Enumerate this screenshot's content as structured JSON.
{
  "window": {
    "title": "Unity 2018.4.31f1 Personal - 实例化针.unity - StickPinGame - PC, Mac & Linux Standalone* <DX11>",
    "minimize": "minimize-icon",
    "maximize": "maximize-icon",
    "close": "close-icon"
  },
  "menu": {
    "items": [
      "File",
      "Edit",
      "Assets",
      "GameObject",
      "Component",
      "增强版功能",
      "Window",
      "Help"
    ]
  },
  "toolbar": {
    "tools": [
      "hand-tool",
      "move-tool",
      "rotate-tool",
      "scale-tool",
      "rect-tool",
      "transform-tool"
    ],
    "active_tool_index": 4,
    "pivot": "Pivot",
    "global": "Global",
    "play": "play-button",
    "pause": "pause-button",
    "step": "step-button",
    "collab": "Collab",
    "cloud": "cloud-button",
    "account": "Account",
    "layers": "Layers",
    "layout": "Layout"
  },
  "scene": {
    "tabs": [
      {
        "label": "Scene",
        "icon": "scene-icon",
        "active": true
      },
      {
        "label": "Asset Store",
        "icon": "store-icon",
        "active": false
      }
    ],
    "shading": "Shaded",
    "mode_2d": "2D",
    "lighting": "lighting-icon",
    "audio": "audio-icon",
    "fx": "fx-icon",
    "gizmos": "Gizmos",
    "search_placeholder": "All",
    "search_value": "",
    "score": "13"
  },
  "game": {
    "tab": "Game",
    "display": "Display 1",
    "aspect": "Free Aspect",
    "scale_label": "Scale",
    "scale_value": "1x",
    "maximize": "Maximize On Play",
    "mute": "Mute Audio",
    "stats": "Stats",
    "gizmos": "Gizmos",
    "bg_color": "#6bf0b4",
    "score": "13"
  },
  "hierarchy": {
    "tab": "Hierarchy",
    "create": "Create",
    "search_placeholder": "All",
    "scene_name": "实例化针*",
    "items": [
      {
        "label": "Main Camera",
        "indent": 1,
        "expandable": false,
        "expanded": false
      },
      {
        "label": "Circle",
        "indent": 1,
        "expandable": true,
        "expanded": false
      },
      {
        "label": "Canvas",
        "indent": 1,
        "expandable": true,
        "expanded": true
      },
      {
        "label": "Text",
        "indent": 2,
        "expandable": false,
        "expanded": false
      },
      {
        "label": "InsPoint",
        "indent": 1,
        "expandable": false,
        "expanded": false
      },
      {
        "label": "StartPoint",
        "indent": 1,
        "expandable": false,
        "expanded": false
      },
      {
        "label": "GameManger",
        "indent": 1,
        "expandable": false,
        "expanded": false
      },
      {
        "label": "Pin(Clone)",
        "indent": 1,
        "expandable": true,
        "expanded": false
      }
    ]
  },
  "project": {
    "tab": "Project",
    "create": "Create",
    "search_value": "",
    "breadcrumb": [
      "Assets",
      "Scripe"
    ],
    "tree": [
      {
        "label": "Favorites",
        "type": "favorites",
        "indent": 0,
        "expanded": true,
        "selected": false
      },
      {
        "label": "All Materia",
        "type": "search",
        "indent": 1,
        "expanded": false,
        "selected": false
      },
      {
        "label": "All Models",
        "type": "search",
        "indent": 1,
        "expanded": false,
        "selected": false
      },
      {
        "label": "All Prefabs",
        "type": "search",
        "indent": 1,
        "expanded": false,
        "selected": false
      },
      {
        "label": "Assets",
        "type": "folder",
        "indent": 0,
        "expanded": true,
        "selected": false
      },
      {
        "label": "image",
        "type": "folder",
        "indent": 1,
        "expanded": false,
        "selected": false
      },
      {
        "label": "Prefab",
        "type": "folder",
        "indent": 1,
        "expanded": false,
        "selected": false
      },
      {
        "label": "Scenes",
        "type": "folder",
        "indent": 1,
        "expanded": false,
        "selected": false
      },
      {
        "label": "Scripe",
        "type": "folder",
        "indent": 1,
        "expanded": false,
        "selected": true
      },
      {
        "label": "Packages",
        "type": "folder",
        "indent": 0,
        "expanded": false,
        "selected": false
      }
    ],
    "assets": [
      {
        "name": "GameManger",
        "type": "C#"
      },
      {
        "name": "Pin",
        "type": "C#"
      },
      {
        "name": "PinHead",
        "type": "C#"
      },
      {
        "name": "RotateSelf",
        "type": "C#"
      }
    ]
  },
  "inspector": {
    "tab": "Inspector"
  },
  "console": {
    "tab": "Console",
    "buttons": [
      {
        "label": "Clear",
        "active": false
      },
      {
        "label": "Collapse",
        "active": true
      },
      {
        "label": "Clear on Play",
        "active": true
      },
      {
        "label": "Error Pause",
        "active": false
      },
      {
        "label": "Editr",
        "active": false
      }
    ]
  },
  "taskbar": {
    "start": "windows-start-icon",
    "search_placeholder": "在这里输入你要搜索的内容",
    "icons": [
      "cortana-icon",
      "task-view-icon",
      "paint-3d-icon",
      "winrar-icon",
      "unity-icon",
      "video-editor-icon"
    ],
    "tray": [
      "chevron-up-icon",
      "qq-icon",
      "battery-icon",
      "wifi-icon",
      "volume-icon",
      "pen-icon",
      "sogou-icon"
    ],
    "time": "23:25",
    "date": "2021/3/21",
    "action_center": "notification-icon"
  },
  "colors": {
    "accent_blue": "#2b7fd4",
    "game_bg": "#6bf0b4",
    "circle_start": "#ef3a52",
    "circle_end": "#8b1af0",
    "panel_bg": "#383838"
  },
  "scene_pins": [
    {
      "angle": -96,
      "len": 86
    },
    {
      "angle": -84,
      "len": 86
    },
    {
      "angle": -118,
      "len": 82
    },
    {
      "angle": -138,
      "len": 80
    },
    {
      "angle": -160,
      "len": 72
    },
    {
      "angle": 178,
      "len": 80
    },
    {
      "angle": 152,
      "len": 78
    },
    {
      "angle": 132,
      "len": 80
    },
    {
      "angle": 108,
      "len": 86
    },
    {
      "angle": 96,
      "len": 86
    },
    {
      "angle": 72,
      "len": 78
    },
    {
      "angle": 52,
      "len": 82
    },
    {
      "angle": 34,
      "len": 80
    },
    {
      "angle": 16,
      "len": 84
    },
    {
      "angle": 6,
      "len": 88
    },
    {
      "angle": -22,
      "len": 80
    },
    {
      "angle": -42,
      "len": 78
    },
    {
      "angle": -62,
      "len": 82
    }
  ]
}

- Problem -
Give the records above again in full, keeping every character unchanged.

- Output -
Enumerate this screenshot's content as structured JSON.
{
  "window": {
    "title": "Unity 2018.4.31f1 Personal - 实例化针.unity - StickPinGame - PC, Mac & Linux Standalone* <DX11>",
    "minimize": "minimize-icon",
    "maximize": "maximize-icon",
    "close": "close-icon"
  },
  "menu": {
    "items": [
      "File",
      "Edit",
      "Assets",
      "GameObject",
      "Component",
      "增强版功能",
      "Window",
      "Help"
    ]
  },
  "toolbar": {
    "tools": [
      "hand-tool",
      "move-tool",
      "rotate-tool",
      "scale-tool",
      "rect-tool",
      "transform-tool"
    ],
    "active_tool_index": 4,
    "pivot": "Pivot",
    "global": "Global",
    "play": "play-button",
    "pause": "pause-button",
    "step": "step-button",
    "collab": "Collab",
    "cloud": "cloud-button",
    "account": "Account",
    "layers": "Layers",
    "layout": "Layout"
  },
  "scene": {
    "tabs": [
      {
        "label": "Scene",
        "icon": "scene-icon",
        "active": true
      },
      {
        "label": "Asset Store",
        "icon": "store-icon",
        "active": false
      }
    ],
    "shading": "Shaded",
    "mode_2d": "2D",
    "lighting": "lighting-icon",
    "audio": "audio-icon",
    "fx": "fx-icon",
    "gizmos": "Gizmos",
    "search_placeholder": "All",
    "search_value": "",
    "score": "13"
  },
  "game": {
    "tab": "Game",
    "display": "Display 1",
    "aspect": "Free Aspect",
    "scale_label": "Scale",
    "scale_value": "1x",
    "maximize": "Maximize On Play",
    "mute": "Mute Audio",
    "stats": "Stats",
    "gizmos": "Gizmos",
    "bg_color": "#6bf0b4",
    "score": "13"
  },
  "hierarchy": {
    "tab": "Hierarchy",
    "create": "Create",
    "search_placeholder": "All",
    "scene_name": "实例化针*",
    "items": [
      {
        "label": "Main Camera",
        "indent": 1,
        "expandable": false,
        "expanded": false
      },
      {
        "label": "Circle",
        "indent": 1,
        "expandable": true,
        "expanded": false
      },
      {
        "label": "Canvas",
        "indent": 1,
        "expandable": true,
        "expanded": true
      },
      {
        "label": "Text",
        "indent": 2,
        "expandable": false,
        "expanded": false
      },
      {
        "label": "InsPoint",
        "indent": 1,
        "expandable": false,
        "expanded": false
      },
      {
        "label": "StartPoint",
        "indent": 1,
        "expandable": false,
        "expanded": false
      },
      {
        "label": "GameManger",
        "indent": 1,
        "expandable": false,
        "expanded": false
      },
      {
        "label": "Pin(Clone)",
        "indent": 1,
        "expandable": true,
        "expanded": false
      }
    ]
  },
  "project": {
    "tab": "Project",
    "create": "Create",
    "search_value": "",
    "breadcrumb": [
      "Assets",
      "Scripe"
    ],
    "tree": [
      {
        "label": "Favorites",
        "type": "favorites",
        "indent": 0,
        "expanded": true,
        "selected": false
      },
      {
        "label": "All Materia",
        "type": "search",
        "indent": 1,
        "expanded": false,
        "selected": false
      },
      {
        "label": "All Models",
        "type": "search",
        "indent": 1,
        "expanded": false,
        "selected": false
      },
      {
        "label": "All Prefabs",
        "type": "search",
        "indent": 1,
        "expanded": false,
        "selected": false
      },
      {
        "label": "Assets",
        "type": "folder",
        "indent": 0,
        "expanded": true,
        "selected": false
      },
      {
        "label": "image",
        "type": "folder",
        "indent": 1,
        "expanded": false,
        "selected": false
      },
      {
        "label": "Prefab",
        "type": "folder",
        "indent": 1,
        "expanded": false,
        "selected": false
      },
      {
        "label": "Scenes",
        "type": "folder",
        "indent": 1,
        "expanded": false,
        "selected": false
      },
      {
        "label": "Scripe",
        "type": "folder",
        "indent": 1,
        "expanded": false,
        "selected": true
      },
      {
        "label": "Packages",
        "type": "folder",
        "indent": 0,
        "expanded": false,
        "selected": false
      }
    ],
    "assets": [
      {
        "name": "GameManger",
        "type": "C#"
      },
      {
        "name": "Pin",
        "type": "C#"
      },
      {
        "name": "PinHead",
        "type": "C#"
      },
      {
        "name": "RotateSelf",
        "type": "C#"
      }
    ]
  },
  "inspector": {
    "tab": "Inspector"
  },
  "console": {
    "tab": "Console",
    "buttons": [
      {
        "label": "Clear",
        "active": false
      },
      {
        "label": "Collapse",
        "active": true
      },
      {
        "label": "Clear on Play",
        "active": true
      },
      {
        "label": "Error Pause",
        "active": false
      },
      {
        "label": "Editr",
        "active": false
      }
    ]
  },
  "taskbar": {
    "start": "windows-start-icon",
    "search_placeholder": "在这里输入你要搜索的内容",
    "icons": [
      "cortana-icon",
      "task-view-icon",
      "paint-3d-icon",
      "winrar-icon",
      "unity-icon",
      "video-editor-icon"
    ],
    "tray": [
      "chevron-up-icon",
      "qq-icon",
      "battery-icon",
      "wifi-icon",
      "volume-icon",
      "pen-icon",
      "sogou-icon"
    ],
    "time": "23:25",
    "date": "2021/3/21",
    "action_center": "notification-icon"
  },
  "colors": {
    "accent_blue": "#2b7fd4",
    "game_bg": "#6bf0b4",
    "circle_start": "#ef3a52",
    "circle_end": "#8b1af0",
    "panel_bg": "#383838"
  },
  "scene_pins": [
    {
      "angle": -96,
      "len": 86
    },
    {
      "angle": -84,
      "len": 86
    },
    {
      "angle": -118,
      "len": 82
    },
    {
      "angle": -138,
      "len": 80
    },
    {
      "angle": -160,
      "len": 72
    },
    {
      "angle": 178,
      "len": 80
    },
    {
      "angle": 152,
      "len": 78
    },
    {
      "angle": 132,
      "len": 80
    },
    {
      "angle": 108,
      "len": 86
    },
    {
      "angle": 96,
      "len": 86
    },
    {
      "angle": 72,
      "len": 78
    },
    {
      "angle": 52,
      "len": 82
    },
    {
      "angle": 34,
      "len": 80
    },
    {
      "angle": 16,
      "len": 84
    },
    {
      "angle": 6,
      "len": 88
    },
    {
      "angle": -22,
      "len": 80
    },
    {
      "angle": -42,
      "len": 78
    },
    {
      "angle": -62,
      "len": 82
    }
  ]
}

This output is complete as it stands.